## Exercise description
All that is needed is the listing, given back exactly.

- Opening Delimiter -

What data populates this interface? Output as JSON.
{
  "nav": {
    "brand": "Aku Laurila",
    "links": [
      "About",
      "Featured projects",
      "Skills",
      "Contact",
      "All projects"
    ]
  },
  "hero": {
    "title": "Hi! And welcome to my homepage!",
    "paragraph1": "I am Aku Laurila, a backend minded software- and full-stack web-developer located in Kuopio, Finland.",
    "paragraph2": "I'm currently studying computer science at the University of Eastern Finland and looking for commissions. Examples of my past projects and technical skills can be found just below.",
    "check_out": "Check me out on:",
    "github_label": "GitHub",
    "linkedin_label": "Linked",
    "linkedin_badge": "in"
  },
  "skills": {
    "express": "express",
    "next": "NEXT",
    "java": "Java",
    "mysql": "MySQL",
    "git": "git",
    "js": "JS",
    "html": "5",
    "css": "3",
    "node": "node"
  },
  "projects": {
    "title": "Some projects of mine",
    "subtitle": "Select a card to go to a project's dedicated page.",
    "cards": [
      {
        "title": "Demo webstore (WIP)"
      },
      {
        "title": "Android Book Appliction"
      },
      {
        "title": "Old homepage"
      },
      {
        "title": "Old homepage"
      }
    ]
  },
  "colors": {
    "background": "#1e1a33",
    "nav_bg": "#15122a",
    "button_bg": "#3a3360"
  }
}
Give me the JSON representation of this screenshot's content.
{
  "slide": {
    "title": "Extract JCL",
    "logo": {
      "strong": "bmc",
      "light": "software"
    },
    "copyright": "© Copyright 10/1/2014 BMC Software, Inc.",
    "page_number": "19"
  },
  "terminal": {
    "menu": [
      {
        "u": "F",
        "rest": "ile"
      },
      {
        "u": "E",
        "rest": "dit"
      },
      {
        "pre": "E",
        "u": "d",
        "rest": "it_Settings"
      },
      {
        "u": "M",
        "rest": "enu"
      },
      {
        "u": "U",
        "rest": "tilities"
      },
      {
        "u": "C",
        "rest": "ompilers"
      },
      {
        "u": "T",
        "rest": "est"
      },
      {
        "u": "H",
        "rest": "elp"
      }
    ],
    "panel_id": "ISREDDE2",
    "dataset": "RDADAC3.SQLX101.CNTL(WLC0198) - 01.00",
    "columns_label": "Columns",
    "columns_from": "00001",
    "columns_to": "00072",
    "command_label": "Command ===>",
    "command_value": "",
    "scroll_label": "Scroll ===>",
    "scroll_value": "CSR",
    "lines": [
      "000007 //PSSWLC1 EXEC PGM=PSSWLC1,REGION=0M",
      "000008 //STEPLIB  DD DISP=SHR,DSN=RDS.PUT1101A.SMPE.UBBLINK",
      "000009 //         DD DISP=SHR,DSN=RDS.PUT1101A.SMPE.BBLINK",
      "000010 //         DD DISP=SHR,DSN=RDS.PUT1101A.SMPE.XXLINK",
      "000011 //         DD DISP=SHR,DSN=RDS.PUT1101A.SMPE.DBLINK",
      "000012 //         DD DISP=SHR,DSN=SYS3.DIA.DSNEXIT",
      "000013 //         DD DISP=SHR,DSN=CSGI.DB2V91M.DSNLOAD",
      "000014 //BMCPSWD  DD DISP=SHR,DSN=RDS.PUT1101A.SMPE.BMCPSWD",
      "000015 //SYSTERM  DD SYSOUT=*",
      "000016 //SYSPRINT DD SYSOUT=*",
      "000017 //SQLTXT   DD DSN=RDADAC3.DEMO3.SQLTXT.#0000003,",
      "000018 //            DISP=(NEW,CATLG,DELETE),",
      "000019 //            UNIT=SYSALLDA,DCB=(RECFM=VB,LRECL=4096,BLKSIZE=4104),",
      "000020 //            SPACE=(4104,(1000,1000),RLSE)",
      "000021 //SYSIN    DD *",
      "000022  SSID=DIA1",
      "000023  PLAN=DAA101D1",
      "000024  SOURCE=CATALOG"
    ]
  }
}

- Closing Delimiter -

## Result below
What data populates this interface? Output as JSON.
{
  "nav": {
    "brand": "Aku Laurila",
    "links": [
      "About",
      "Featured projects",
      "Skills",
      "Contact",
      "All projects"
    ]
  },
  "hero": {
    "title": "Hi! And welcome to my homepage!",
    "paragraph1": "I am Aku Laurila, a backend minded software- and full-stack web-developer located in Kuopio, Finland.",
    "paragraph2": "I'm currently studying computer science at the University of Eastern Finland and looking for commissions. Examples of my past projects and technical skills can be found just below.",
    "check_out": "Check me out on:",
    "github_label": "GitHub",
    "linkedin_label": "Linked",
    "linkedin_badge": "in"
  },
  "skills": {
    "express": "express",
    "next": "NEXT",
    "java": "Java",
    "mysql": "MySQL",
    "git": "git",
    "js": "JS",
    "html": "5",
    "css": "3",
    "node": "node"
  },
  "projects": {
    "title": "Some projects of mine",
    "subtitle": "Select a card to go to a project's dedicated page.",
    "cards": [
      {
        "title": "Demo webstore (WIP)"
      },
      {
        "title": "Android Book Appliction"
      },
      {
        "title": "Old homepage"
      },
      {
        "title": "Old homepage"
      }
    ]
  },
  "colors": {
    "background": "#1e1a33",
    "nav_bg": "#15122a",
    "button_bg": "#3a3360"
  }
}
Give me the JSON representation of this screenshot's content.
{
  "slide": {
    "title": "Extract JCL",
    "logo": {
      "strong": "bmc",
      "light": "software"
    },
    "copyright": "© Copyright 10/1/2014 BMC Software, Inc.",
    "page_number": "19"
  },
  "terminal": {
    "menu": [
      {
        "u": "F",
        "rest": "ile"
      },
      {
        "u": "E",
        "rest": "dit"
      },
      {
        "pre": "E",
        "u": "d",
        "rest": "it_Settings"
      },
      {
        "u": "M",
        "rest": "enu"
      },
      {
        "u": "U",
        "rest": "tilities"
      },
      {
        "u": "C",
        "rest": "ompilers"
      },
      {
        "u": "T",
        "rest": "est"
      },
      {
        "u": "H",
        "rest": "elp"
      }
    ],
    "panel_id": "ISREDDE2",
    "dataset": "RDADAC3.SQLX101.CNTL(WLC0198) - 01.00",
    "columns_label": "Columns",
    "columns_from": "00001",
    "columns_to": "00072",
    "command_label": "Command ===>",
    "command_value": "",
    "scroll_label": "Scroll ===>",
    "scroll_value": "CSR",
    "lines": [
      "000007 //PSSWLC1 EXEC PGM=PSSWLC1,REGION=0M",
      "000008 //STEPLIB  DD DISP=SHR,DSN=RDS.PUT1101A.SMPE.UBBLINK",
      "000009 //         DD DISP=SHR,DSN=RDS.PUT1101A.SMPE.BBLINK",
      "000010 //         DD DISP=SHR,DSN=RDS.PUT1101A.SMPE.XXLINK",
      "000011 //         DD DISP=SHR,DSN=RDS.PUT1101A.SMPE.DBLINK",
      "000012 //         DD DISP=SHR,DSN=SYS3.DIA.DSNEXIT",
      "000013 //         DD DISP=SHR,DSN=CSGI.DB2V91M.DSNLOAD",
      "000014 //BMCPSWD  DD DISP=SHR,DSN=RDS.PUT1101A.SMPE.BMCPSWD",
      "000015 //SYSTERM  DD SYSOUT=*",
      "000016 //SYSPRINT DD SYSOUT=*",
      "000017 //SQLTXT   DD DSN=RDADAC3.DEMO3.SQLTXT.#0000003,",
      "000018 //            DISP=(NEW,CATLG,DELETE),",
      "000019 //            UNIT=SYSALLDA,DCB=(RECFM=VB,LRECL=4096,BLKSIZE=4104),",
      "000020 //            SPACE=(4104,(1000,1000),RLSE)",
      "000021 //SYSIN    DD *",
      "000022  SSID=DIA1",
      "000023  PLAN=DAA101D1",
      "000024  SOURCE=CATALOG"
    ]
  }
}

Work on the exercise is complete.